A study published on March 15 in the British journal Nature concludes, “we estimate a 61% (42–82%) higher hazard of death associated with B.1.1.7. Our analysis suggests that B.1.1.7 is not only more transmissible than preexisting SARS-CoV-2 variants, but may also cause more severe illness.”
While overall US case counts, hospitalizations, and deaths continue to decline, there are places going the opposite direction. In twenty-three states, the one week average of newly reported cases is higher than than the two-week average. As of March 18, Oregon daily case counts are up 8.1 percent, Vermont is up 9.9 percent, and Utah is up 15.4 percent. Daily fatalities have recently increased more than ten percent in both Oregon and Utah. There is concern that as B.1.1.7 claims more “market share”, that the United State could follow Europe into yet another wave of disease (more and more).

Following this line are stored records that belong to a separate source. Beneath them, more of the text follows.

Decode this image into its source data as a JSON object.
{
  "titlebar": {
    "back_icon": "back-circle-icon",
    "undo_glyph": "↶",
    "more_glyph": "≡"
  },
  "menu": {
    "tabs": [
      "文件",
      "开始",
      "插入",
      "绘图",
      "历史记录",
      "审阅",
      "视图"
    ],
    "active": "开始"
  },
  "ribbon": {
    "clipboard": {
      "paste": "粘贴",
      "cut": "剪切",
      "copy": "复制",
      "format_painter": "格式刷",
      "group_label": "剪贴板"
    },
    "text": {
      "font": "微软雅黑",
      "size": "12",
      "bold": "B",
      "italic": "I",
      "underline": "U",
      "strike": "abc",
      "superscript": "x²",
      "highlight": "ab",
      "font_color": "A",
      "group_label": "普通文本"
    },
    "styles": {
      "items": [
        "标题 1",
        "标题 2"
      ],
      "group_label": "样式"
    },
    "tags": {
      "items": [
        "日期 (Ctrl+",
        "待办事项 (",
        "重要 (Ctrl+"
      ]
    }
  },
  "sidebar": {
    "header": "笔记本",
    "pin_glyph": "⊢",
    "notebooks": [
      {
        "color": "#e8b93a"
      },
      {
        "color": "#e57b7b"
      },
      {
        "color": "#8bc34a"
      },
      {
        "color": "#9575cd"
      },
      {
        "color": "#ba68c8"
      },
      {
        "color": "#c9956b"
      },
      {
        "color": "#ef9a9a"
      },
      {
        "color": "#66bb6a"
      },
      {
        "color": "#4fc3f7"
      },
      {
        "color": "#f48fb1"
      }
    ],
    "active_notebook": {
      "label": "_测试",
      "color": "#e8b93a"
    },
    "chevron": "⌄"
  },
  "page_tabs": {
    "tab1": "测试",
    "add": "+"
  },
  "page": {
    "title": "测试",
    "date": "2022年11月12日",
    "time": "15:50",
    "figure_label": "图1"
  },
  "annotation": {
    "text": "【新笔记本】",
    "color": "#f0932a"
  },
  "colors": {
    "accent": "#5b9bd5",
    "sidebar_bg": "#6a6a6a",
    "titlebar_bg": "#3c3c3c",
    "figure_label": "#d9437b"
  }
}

Vaccination rates are increasing in most of the US. Roughly three-quarters of US residents are regularly using face-coverings in public. According to credible indicators, however, US population mobility has substantially increased since mid-February. On Valentines Day Americans were circulating about one-third less than usual. By March 10 we were only 14 percent below pre-pandemic travel patterns. This is much more than just Spring Break trips. This suggests a change in behavior by millions.
Vigilance requires using every tool we’ve got. One-quarter to one-third self-restraint now will avoid thousands of hospitalizations — and two-thirds to three-quarters enforced restraint — later.